Website: https://www.kaizencanine.com

Instagram: https://www.instagram.com/kaizencanine/

Facebook: https://www.facebook.com/kaizencanine

Youtube: https://www.youtube.com/channel/UCzrGRO2tkF64c-EiTV2yW8A

Other: TikTok: https://www.tiktok.com/@kaizen.canine?_d=secCgYIASAHKAESPgo84kXKDYk0600kjXW1O505Z0WkgqxOUDCqszWhOkx36zLKU5Gr4ZXU0J%2FJ895QAq%2BZGLGENIn%2Bre9QZQ55GgA%3D&checksum=762c5d281150b844eb9dcf12f501e6abfade1a2184a4bbf122a5ed0f6eb3d746&language=en&sec_uid=MS4wLjABAAAAVPEdR7baHJmaVqRJECw8ghj8jMj54dmef3yWiquHIQFka6sRGdBZESyln69TRUzK&sec_user_id=MS4wLjABAAAAVPEdR7baHJmaVqRJECw8ghj8jMj54dmef3yWiquHIQFka6sRGdBZESyln69TRUzK&share_app_id=1233&share_author_id=6925062278714885126&share_link_id=2ECA62FB-C98C-4BDB-A026-0FB9716E05B0&tt_from=copy&u_code=dh00mh0ab005i5&user_id=6925062278714885126&_r=1
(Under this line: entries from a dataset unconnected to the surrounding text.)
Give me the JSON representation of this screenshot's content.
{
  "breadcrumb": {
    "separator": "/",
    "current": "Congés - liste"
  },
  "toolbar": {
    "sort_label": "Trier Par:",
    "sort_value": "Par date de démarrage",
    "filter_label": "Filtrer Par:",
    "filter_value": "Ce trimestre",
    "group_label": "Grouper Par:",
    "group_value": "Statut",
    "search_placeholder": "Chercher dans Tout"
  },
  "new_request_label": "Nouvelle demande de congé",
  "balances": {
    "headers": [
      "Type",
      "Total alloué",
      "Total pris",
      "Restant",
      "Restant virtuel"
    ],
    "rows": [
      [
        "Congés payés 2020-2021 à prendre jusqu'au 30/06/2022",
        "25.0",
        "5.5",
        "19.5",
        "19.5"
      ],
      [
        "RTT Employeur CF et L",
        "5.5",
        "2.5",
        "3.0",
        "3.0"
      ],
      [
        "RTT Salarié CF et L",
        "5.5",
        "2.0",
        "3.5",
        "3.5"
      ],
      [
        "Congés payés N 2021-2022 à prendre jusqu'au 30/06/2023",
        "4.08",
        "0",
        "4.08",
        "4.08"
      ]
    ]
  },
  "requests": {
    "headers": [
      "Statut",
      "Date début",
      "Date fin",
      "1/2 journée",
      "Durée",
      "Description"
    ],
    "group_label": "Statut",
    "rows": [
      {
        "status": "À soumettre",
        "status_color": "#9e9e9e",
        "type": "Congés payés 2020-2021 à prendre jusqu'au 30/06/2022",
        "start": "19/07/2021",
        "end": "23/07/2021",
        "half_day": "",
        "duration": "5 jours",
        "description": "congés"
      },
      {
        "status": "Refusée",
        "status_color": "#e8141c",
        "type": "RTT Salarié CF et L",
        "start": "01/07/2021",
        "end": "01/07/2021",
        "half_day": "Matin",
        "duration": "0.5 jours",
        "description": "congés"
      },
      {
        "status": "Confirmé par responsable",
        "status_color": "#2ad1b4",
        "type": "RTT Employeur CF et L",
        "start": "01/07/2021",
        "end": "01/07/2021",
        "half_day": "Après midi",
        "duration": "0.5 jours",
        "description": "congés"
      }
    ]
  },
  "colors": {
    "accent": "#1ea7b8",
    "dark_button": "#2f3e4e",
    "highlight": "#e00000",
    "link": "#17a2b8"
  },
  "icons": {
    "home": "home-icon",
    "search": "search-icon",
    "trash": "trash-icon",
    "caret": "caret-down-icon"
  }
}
Image Credits
Brandon “Keysus” Morris Valeria Pulgar

Nominate Someone: ShoutoutAtlanta is built on recommendations and shoutouts from the community; it’s how we uncover hidden gems, so if you or someone you know deserves recognition please let us know here.